For the past several days, I have done nothing but care for sick children, teach, write, and get by. It has been a grueling week and a half, and yet there is a kind of purity to it, a laser focus, a stripping-away of the inessential.
There has been reading. I include that in the essential. Lately it is snatches of prose gulped down just before sleep. Most recently, I finished Robert Macfarlane’s The Old Ways: A Journey on Foot. As a walker, I was drawn to its promise–a trek across ancient routes in England and elsewhere in the world, walking as meditation, as sacred journey, as a way of knowing oneself but also being known and created by the landscape over which our feet pass. The book is sometimes dense, often lyrical. But as I came to it day after day, weary from long hours of nurturing other bodies and minds, I often felt excluded, on the fringes gazing longingly in. Macfarlane’s walking world seems to have little room for women. His walking companions are invariably men, his literary heroes men (with the token exception of Virginia Woolf), his walking heroes men (with another token exception), the rare women he encounters along the way merely adjuncts to their more significant male counterparts. I nearly had a put-the-book-in-the-freezer moment when Macfarlane suggested that the wife of his ultimate walking idol had ruined her husband’s life by loving him unconditionally.

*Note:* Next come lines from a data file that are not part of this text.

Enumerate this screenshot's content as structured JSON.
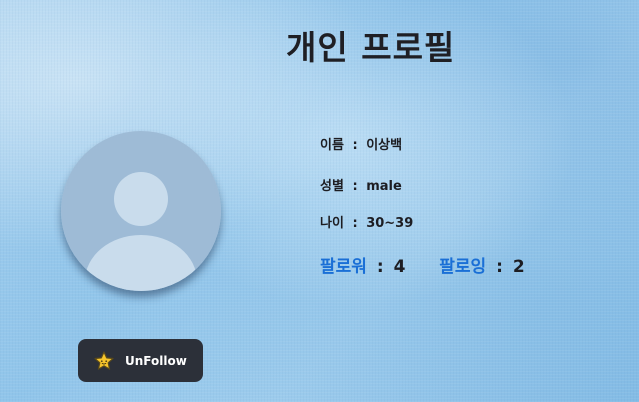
{
  "page": {
    "title": "개인 프로필"
  },
  "profile": {
    "name_label": "이름",
    "name_value": "이상백",
    "gender_label": "성별",
    "gender_value": "male",
    "age_label": "나이",
    "age_value": "30~39",
    "followers_label": "팔로워",
    "followers_value": "4",
    "following_label": "팔로잉",
    "following_value": "2",
    "separator": ":"
  },
  "actions": {
    "unfollow_label": "UnFollow",
    "unfollow_icon": "star-icon"
  },
  "colors": {
    "accent": "#1a6fd6",
    "button_bg": "#2c3039",
    "avatar_bg": "#9ebbd6",
    "avatar_figure": "#c9dcec"
  }
}
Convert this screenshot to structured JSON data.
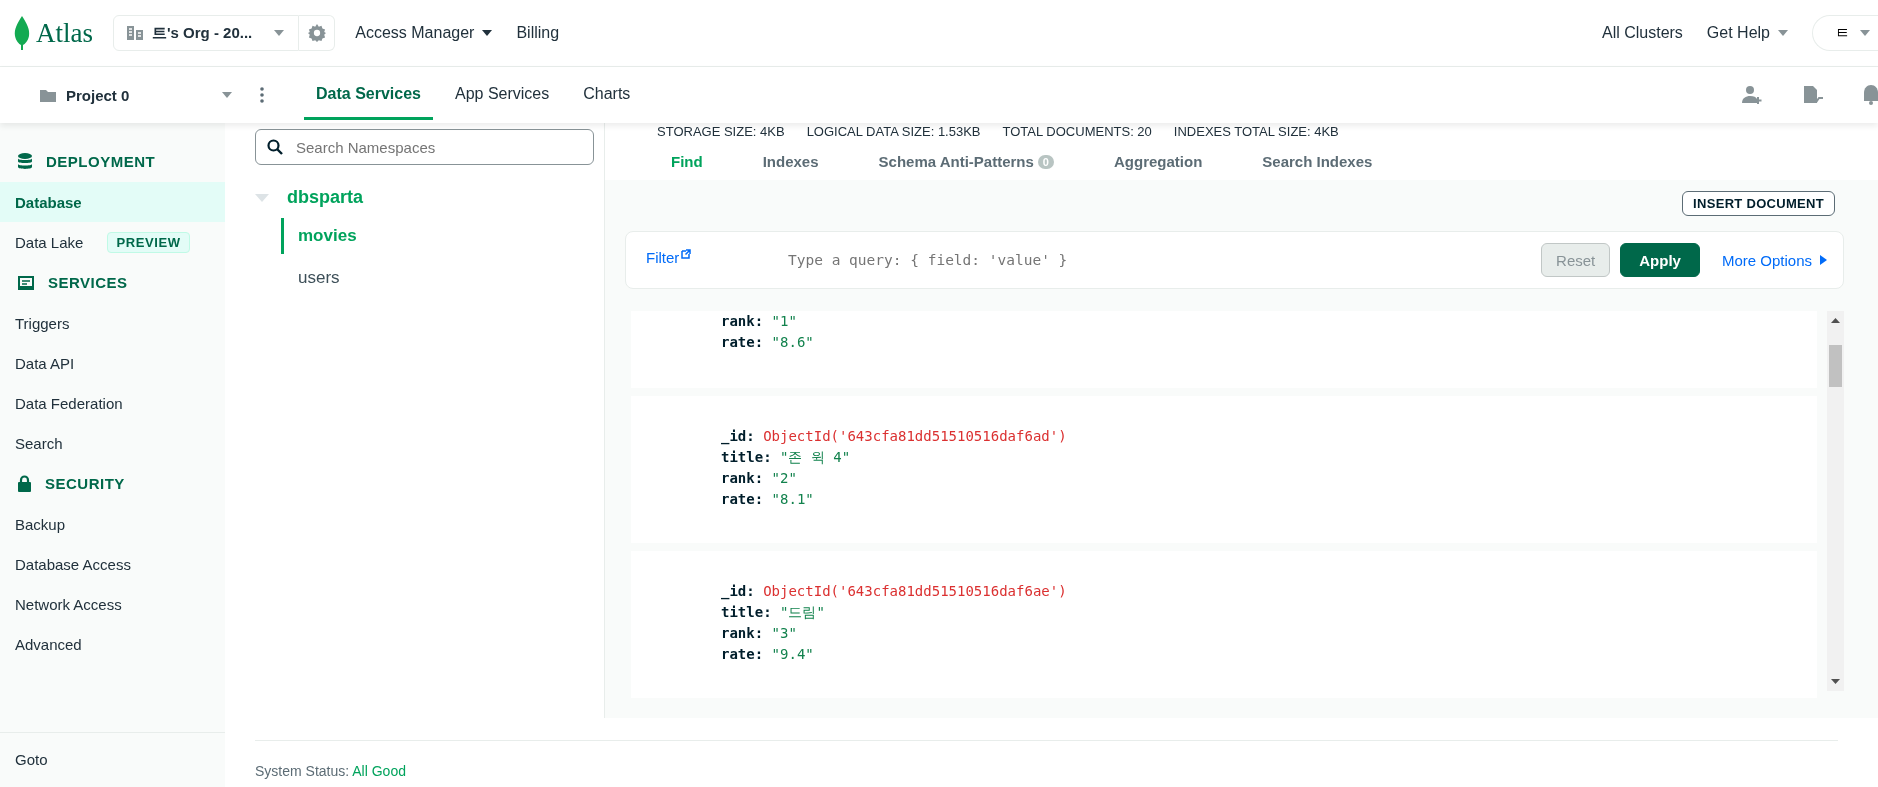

Reading while female is a tricky business, writing while female even trickier. Many of my own literary heroes are male, and I think of them as I snatch a few moments of writing time in between questions from the fourth grader who is home sick and working on a social studies project. A substantial chunk of my work in progress has been revised in such fits and starts–a paragraph here, a sentence there. I wonder if I am sacrificing too much continuity, but this is my reality. If John Keats had lived to marry Fanny and father children, I suspect he would not have composed epic poetry in installments of couplets, in between taking temperatures and administering ibuprofen and getting more saltines and ginger ale.

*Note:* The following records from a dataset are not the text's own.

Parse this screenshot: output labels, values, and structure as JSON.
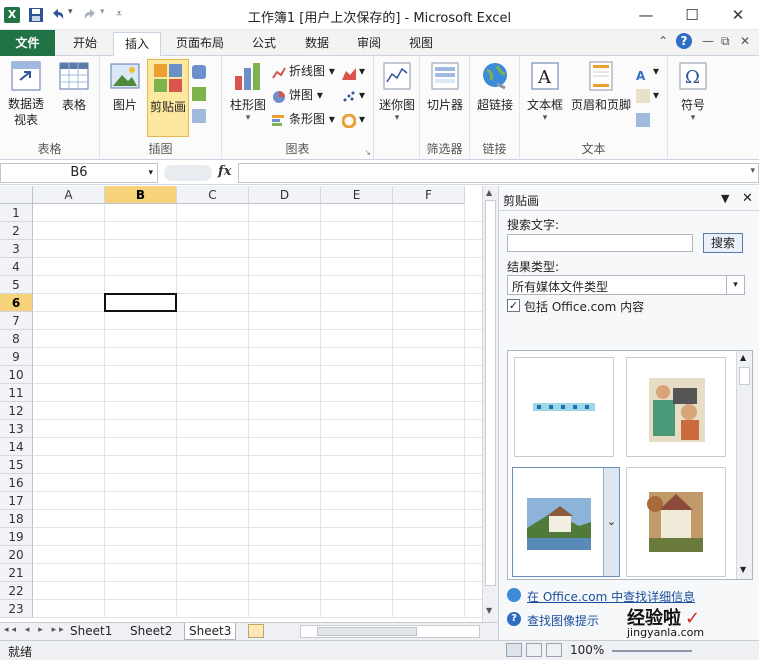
{
  "window": {
    "title": "工作簿1 [用户上次保存的] - Microsoft Excel",
    "minimize": "—",
    "maximize": "☐",
    "close": "✕"
  },
  "tabs": [
    "文件",
    "开始",
    "插入",
    "页面布局",
    "公式",
    "数据",
    "审阅",
    "视图"
  ],
  "active_tab": "插入",
  "ribbon": {
    "groups": {
      "tables": {
        "label": "表格",
        "pivot": "数据透视表",
        "table": "表格"
      },
      "illustrations": {
        "label": "插图",
        "picture": "图片",
        "clipart": "剪贴画"
      },
      "charts": {
        "label": "图表",
        "column": "柱形图",
        "line": "折线图",
        "pie": "饼图",
        "bar": "条形图"
      },
      "sparklines": {
        "label": "",
        "sparkline": "迷你图"
      },
      "filter": {
        "label": "筛选器",
        "slicer": "切片器"
      },
      "links": {
        "label": "链接",
        "hyperlink": "超链接"
      },
      "text": {
        "label": "文本",
        "textbox": "文本框",
        "header_footer": "页眉和页脚"
      },
      "symbols": {
        "label": "",
        "symbol": "符号"
      }
    }
  },
  "formula_bar": {
    "name_box": "B6",
    "fx": "fx",
    "formula": ""
  },
  "sheet": {
    "columns": [
      "A",
      "B",
      "C",
      "D",
      "E",
      "F"
    ],
    "rows": [
      "1",
      "2",
      "3",
      "4",
      "5",
      "6",
      "7",
      "8",
      "9",
      "10",
      "11",
      "12",
      "13",
      "14",
      "15",
      "16",
      "17",
      "18",
      "19",
      "20",
      "21",
      "22",
      "23"
    ],
    "selected_col": "B",
    "selected_row": "6"
  },
  "sheet_tabs": [
    "Sheet1",
    "Sheet2",
    "Sheet3"
  ],
  "active_sheet": "Sheet3",
  "status": {
    "ready": "就绪",
    "zoom": "100%"
  },
  "clipart_pane": {
    "title": "剪贴画",
    "search_label": "搜索文字:",
    "search_value": "",
    "search_button": "搜索",
    "result_type_label": "结果类型:",
    "result_type_value": "所有媒体文件类型",
    "include_office_label": "包括 Office.com 内容",
    "include_office_checked": true,
    "link_more": "在 Office.com 中查找详细信息",
    "link_tips": "查找图像提示"
  },
  "watermark": {
    "text": "经验啦",
    "url": "jingyanla.com"
  },
  "colors": {
    "excel_green": "#217346",
    "highlight": "#fde8a0",
    "link": "#1a4f9c"
  }
}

We write ourselves into being, and so it is little wonder that it seems to have taken nearly every interesting woman of my acquaintance at least forty years or so to figure out who exactly she is. We are at this business in fits and starts. I got to the end of The Old Ways and was surprised (not really?) to discover that Macfarlane has children, via a glancing reference in the text. This is not to say that he should write of them. But I am struck by his freedom to wander the world, and his apparent freedom from thinking about them in the process. He has apparently given up mountaineering as a result of becoming a father. Still, as a woman who has spent several days fetching saltines and ginger ale and supervising make-up work, I read of his peregrinations with wonder tinged by disbelief–who gets to do these things? Who is doling out the crackers and ginger ale??

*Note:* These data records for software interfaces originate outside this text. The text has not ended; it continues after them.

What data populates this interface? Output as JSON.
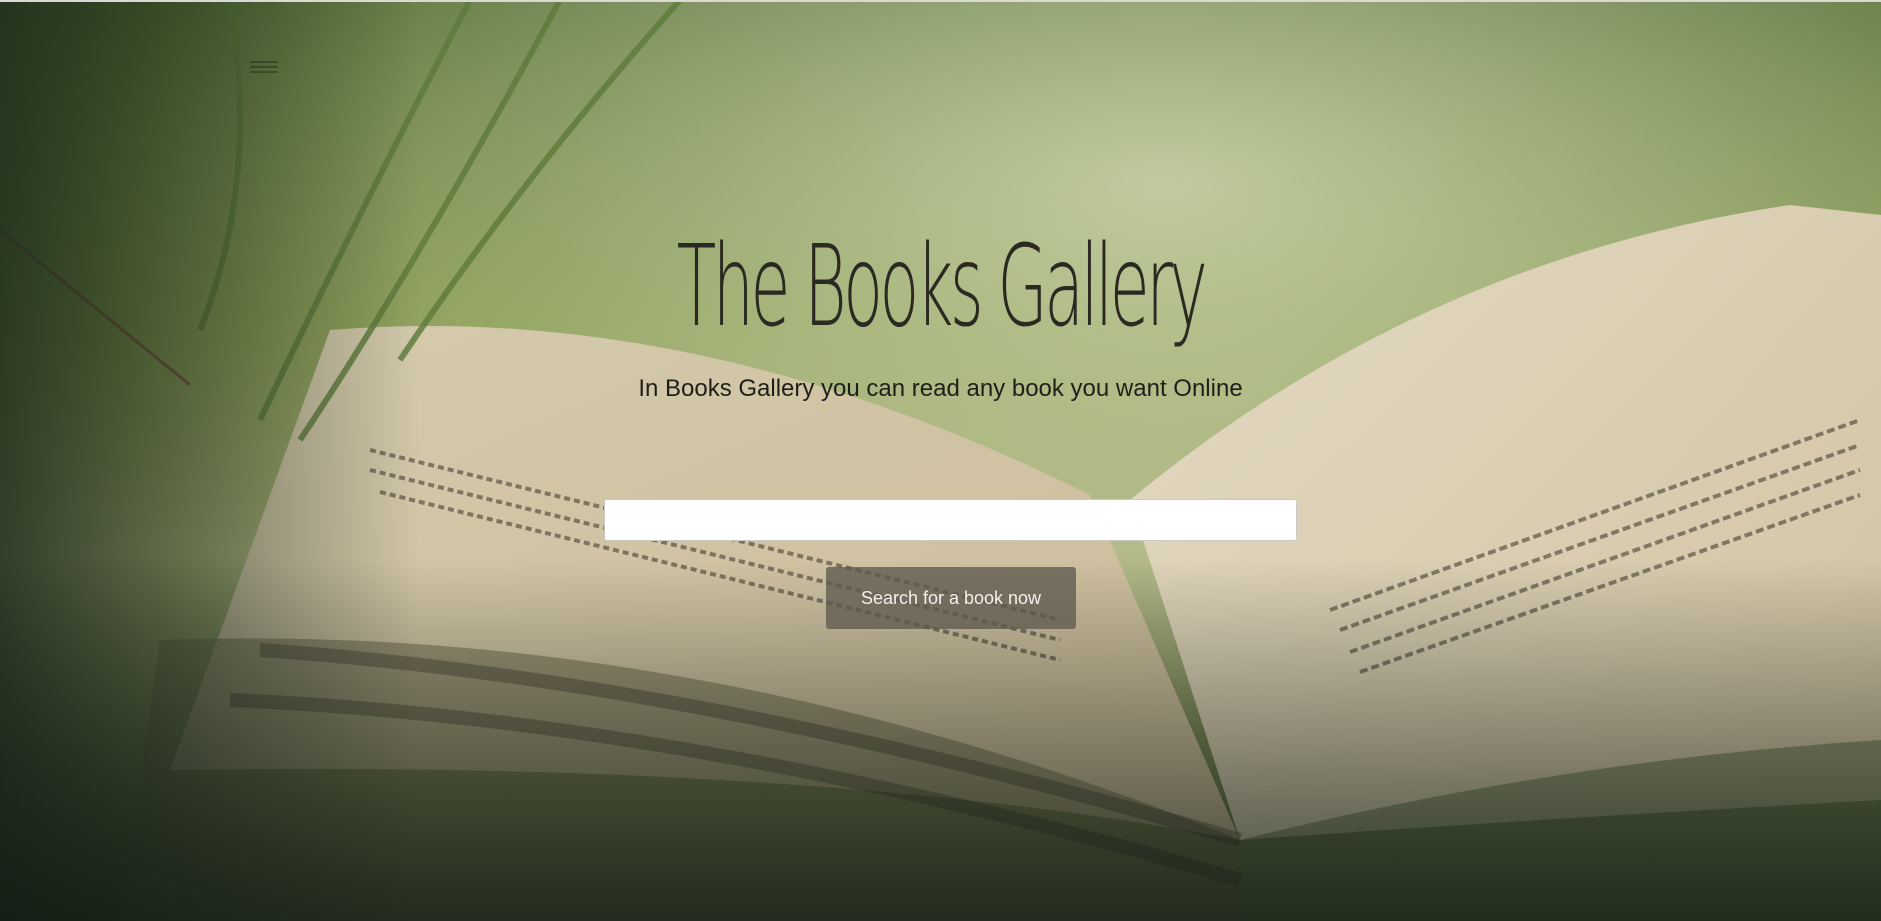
{
  "header": {
    "menu_icon": "hamburger-menu-icon"
  },
  "hero": {
    "title": "The Books Gallery",
    "subtitle": "In Books Gallery you can read any book you want Online",
    "background": "open-book-in-grass-photo"
  },
  "search": {
    "input_value": "",
    "placeholder": "",
    "button_label": "Search for a book now"
  },
  "colors": {
    "button_bg": "#5f5a50",
    "button_text": "#f3f1ec",
    "title_text": "#2a2a22"
  }
}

Though my fiction is not about mother-child relationships, motherhood glosses all my texts. It is there in physical form, in smudges and scribbles, little fingerprints on rough drafts. But it is also in the writing itself, between the lines. It marks my words in ways both obvious and subtle. Whether we have children or not, being female marks our writing. Male is the default setting. “Women’s fiction” is for women, and J. K. Rowling uses her initials because she’s told that boys won’t read books written by Joanne. Women cram in writing time when they can, exhausted by the full-time job and more than 50% of the housework plus their unequal share of emotional labor.
I look back at what I have included in “the essential”–work, writing, tending children. I suspect that for most if not all of the male writers I’ve admired and sought to emulate over the years, that “essential” would be narrower, the focus purer. But I wonder, too, if in stripping away, they lose some of the rich messiness that might have left their writing less refined but more deeply human.